/---

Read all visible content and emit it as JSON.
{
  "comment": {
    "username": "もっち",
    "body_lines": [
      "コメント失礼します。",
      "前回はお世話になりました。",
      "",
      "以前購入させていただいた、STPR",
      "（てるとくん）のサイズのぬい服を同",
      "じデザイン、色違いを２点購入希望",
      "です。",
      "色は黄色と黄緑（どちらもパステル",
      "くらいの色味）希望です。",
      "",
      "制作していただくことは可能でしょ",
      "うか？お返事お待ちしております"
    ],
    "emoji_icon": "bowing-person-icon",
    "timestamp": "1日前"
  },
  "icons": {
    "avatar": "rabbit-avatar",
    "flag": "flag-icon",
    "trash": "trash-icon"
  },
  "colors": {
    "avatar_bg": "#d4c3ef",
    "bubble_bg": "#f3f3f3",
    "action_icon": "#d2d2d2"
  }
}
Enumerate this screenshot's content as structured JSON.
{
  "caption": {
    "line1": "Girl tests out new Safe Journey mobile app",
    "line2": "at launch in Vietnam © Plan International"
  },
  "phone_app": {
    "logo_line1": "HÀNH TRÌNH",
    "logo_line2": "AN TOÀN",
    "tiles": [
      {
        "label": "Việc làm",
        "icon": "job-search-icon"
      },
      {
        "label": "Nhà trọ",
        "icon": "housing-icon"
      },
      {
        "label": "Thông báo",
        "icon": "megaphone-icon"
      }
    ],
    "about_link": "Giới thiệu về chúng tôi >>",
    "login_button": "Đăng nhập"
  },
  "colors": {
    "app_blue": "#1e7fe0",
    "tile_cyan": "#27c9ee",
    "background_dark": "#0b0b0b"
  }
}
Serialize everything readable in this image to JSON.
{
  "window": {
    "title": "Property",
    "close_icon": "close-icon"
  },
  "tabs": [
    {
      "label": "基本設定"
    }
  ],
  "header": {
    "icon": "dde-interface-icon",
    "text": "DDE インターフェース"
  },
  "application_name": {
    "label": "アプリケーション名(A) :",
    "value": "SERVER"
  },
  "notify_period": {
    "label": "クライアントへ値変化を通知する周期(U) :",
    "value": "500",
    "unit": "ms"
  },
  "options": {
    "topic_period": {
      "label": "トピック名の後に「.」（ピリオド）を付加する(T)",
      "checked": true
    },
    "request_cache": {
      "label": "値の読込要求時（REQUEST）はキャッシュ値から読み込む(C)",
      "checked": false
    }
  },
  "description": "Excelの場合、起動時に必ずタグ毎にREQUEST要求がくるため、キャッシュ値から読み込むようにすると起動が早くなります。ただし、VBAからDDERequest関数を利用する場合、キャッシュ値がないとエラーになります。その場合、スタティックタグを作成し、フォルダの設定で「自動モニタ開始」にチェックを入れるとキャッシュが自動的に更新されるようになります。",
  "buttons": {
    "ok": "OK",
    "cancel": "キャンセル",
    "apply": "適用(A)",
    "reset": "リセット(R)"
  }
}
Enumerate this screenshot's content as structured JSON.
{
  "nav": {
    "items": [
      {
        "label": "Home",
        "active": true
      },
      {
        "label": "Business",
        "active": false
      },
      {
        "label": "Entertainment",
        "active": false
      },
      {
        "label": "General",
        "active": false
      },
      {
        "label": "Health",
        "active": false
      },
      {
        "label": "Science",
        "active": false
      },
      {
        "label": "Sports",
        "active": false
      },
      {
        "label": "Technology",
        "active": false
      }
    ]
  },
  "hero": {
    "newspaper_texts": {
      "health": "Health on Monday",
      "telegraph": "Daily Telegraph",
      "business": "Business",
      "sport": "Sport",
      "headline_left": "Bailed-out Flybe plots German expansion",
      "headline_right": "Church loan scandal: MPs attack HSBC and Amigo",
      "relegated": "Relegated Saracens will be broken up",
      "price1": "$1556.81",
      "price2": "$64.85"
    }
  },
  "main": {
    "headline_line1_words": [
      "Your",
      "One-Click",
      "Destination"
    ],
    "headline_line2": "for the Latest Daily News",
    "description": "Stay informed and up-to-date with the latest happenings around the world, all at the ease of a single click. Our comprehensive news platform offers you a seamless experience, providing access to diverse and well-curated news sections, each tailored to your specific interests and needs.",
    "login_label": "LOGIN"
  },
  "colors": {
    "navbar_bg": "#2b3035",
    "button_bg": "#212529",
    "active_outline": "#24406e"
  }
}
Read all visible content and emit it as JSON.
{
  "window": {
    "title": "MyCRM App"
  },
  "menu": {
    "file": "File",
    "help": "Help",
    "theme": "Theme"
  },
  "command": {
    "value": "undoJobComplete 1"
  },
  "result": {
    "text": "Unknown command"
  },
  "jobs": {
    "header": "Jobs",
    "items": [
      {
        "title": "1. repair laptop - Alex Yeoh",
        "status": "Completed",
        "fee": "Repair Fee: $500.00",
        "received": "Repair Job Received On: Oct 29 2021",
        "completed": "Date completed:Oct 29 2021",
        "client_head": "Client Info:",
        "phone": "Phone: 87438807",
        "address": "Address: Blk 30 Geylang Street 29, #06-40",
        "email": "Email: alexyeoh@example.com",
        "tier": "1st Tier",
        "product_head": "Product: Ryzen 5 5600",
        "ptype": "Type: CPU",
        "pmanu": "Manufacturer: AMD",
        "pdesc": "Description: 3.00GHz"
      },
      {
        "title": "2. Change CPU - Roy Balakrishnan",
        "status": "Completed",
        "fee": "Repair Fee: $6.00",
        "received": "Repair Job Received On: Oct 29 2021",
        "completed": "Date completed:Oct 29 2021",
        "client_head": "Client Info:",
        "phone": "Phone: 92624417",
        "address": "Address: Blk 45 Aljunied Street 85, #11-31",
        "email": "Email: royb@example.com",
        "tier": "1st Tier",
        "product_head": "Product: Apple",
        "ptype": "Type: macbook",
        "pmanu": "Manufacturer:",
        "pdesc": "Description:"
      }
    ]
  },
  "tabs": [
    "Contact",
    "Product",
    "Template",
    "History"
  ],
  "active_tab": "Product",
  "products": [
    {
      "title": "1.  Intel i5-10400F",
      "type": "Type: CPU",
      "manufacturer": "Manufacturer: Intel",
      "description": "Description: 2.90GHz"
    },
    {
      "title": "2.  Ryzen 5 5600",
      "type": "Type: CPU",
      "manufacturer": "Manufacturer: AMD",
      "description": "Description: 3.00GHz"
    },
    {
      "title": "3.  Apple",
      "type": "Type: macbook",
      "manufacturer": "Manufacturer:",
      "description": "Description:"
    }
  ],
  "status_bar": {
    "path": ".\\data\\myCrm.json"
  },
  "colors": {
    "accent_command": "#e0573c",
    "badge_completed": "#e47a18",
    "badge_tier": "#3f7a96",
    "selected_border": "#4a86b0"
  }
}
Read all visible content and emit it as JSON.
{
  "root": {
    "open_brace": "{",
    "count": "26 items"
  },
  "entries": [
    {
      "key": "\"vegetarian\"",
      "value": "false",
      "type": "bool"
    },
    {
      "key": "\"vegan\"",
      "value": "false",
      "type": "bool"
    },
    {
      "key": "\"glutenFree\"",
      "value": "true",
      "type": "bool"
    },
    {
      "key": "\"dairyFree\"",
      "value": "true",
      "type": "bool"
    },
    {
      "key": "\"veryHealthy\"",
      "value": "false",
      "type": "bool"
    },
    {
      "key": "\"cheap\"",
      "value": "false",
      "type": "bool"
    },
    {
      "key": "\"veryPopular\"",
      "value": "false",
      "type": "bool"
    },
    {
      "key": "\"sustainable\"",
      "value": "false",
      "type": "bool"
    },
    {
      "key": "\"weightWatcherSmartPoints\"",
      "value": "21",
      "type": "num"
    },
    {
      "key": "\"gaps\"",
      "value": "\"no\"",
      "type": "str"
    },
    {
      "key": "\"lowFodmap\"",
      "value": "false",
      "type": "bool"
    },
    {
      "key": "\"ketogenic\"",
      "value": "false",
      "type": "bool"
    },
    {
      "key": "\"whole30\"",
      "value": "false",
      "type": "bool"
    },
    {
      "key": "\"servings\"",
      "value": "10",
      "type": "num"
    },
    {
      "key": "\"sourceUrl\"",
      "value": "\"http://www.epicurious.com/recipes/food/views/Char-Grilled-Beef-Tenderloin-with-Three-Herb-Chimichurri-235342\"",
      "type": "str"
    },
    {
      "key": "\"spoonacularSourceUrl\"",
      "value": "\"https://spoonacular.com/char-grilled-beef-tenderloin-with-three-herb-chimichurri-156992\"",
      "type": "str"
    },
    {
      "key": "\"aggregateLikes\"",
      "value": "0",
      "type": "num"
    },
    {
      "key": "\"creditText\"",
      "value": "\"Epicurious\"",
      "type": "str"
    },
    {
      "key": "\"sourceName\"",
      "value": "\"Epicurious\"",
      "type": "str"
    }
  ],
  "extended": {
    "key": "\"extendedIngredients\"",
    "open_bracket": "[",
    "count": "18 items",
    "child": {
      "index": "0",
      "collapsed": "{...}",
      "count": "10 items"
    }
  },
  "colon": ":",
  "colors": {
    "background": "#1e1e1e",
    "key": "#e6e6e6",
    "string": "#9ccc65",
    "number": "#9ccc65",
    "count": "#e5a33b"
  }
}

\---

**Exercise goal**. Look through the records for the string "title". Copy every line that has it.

**Answer to this task**.
    "title": "Property",
    "title": "MyCRM App"
        "title": "1. repair laptop - Alex Yeoh",
        "title": "2. Change CPU - Roy Balakrishnan",
      "title": "1.  Intel i5-10400F",
      "title": "2.  Ryzen 5 5600",
      "title": "3.  Apple",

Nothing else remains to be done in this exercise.